The stability of residually trapped CO2 is often taken for granted in the simulation studies used for predicting the long-term fate of CO2 in geological storage reservoirs. Ostwald ripening is one of the mechanisms that could potentially remobilize residually trapped CO2. This mechanism would cause the gradual growth of ganglia with low capillary pressures at the expense of ganglia with higher capillary pressures. The growth of ganglia becomes an issue if the ganglia start expanding in the vertical direction. In porous media, capillary pressure at the top of a column of gas is directly related to the column height. Above a critical height, the capillary pressure at the top of the column could overcome the capillary entry pressure of the pores directly above it, and induce gravitational remobilization. Capillary heterogeneities at the pore scale are known to affect large-scale migration of gas plumes however. Ostwald ripening will be driven by differences in capillary pressure between ganglia, and subsequent diffusion of dissolved CO2 through the aqueous phase. In a bulk liquid medium, a bubble of gas is observed to be spherical.
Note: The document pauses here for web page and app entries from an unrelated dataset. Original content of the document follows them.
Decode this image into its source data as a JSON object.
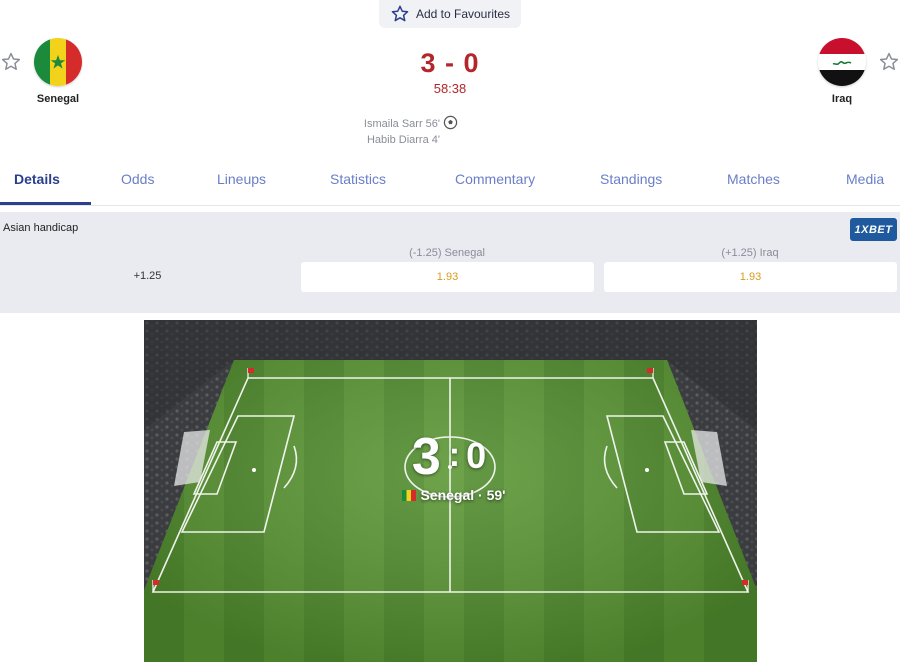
{
  "header": {
    "favourite_label": "Add to Favourites",
    "icons": {
      "favourite": "star-outline-icon",
      "home_star": "star-outline-icon",
      "away_star": "star-outline-icon",
      "goal": "soccer-ball-icon"
    }
  },
  "match": {
    "home": {
      "name": "Senegal",
      "flag": "senegal-flag"
    },
    "away": {
      "name": "Iraq",
      "flag": "iraq-flag"
    },
    "score": "3 - 0",
    "clock": "58:38",
    "scorers": [
      "Ismaila Sarr 56'",
      "Habib Diarra 4'"
    ]
  },
  "tabs": [
    {
      "label": "Details",
      "active": true
    },
    {
      "label": "Odds"
    },
    {
      "label": "Lineups"
    },
    {
      "label": "Statistics"
    },
    {
      "label": "Commentary"
    },
    {
      "label": "Standings"
    },
    {
      "label": "Matches"
    },
    {
      "label": "Media"
    }
  ],
  "odds": {
    "title": "Asian handicap",
    "bookmaker": "1XBET",
    "line": "+1.25",
    "home_label": "(-1.25) Senegal",
    "home_odd": "1.93",
    "away_label": "(+1.25) Iraq",
    "away_odd": "1.93"
  },
  "pitch": {
    "score_home": "3",
    "score_sep": ":",
    "score_away": "0",
    "event_text": "Senegal · 59'"
  },
  "colors": {
    "accent": "#2c3f8f",
    "tab_text": "#6a7ec8",
    "score_red": "#b3262a",
    "odd_orange": "#d99a1f",
    "bookmaker_blue": "#1f5a9e",
    "pitch_green": "#4f8b2c"
  }
}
The capillary pressure of a spherical bubble of gas is inversely proportional to the bubble radius. In porous media on the other hand, the gas phase (observable through microtomographic imaging) takes the form of ganglia with complicated shapes and sizes. Capillary pressures of individual gas ganglia are thought to depend not on total ganglion volume, but rather on pore geometry and topology. A stable equilibrium where disconnected ganglia of different sizes share the same capillary pressure can be imagined. Critical questions relate to understanding and measuring the distribution of capillary pressure in isolated, disconnected ganglia, as well as studying their evolution in time. The goal of this study is therefore two-fold. We develop reliable methods to estimate the capillary pressure distributions for populations of disconnected ganglia of gases that are trapped during imbibition experiments in sandstones. Multi-resolution X-ray microtomography datasets from air-water spontaneous imbibition experiments in sintered glass beads and sandstone samples were acquired at the Advanced Light Source, in the Lawrence Berkeley National Laboratory. A series of computational techniques to process microtomography images; estimate curvature at the interface between two immiscible fluids; and then link these curvature estimates to the capillary pressures of the ganglia were developed based on these data sets. The work flow we develop allows us to estimate curvature distributions for disconnected gas ganglia and assess the reliability of the estimates. Pore structure as well as resolution are found to have a significant impact on curvature estimation. The capillary pressures of disconnected ganglia are also found to be controlled by neighboring pore throat radii. The capillary pressure at different locations on interface of a single ganglion is found to be similar, such that the average capillary pressure for a ganglion is well defined and displays little variability. The distribution of the average capillary pressures for disconnected ganglia is quantified in the different samples and across samples in order to assess the potential for Ostwald Ripening. A second research effort presented in this report focuses on simulating the evolution of multi-ganglia systems governed by ripening mechanisms in porous media. Using reduced dimension representations of the pore space, we study evolution in the context of simple physical laws to find equilibrium positions and guide physical intuition. The final equilibrium situation as well the time scales for evolution are found to be highly dependent on system initialization as well as on pore structure. The simulations also highlight the different evolution regimes of a multi-ganglia system in the bulk and porous medium settings.

MS Thesis, Stanford University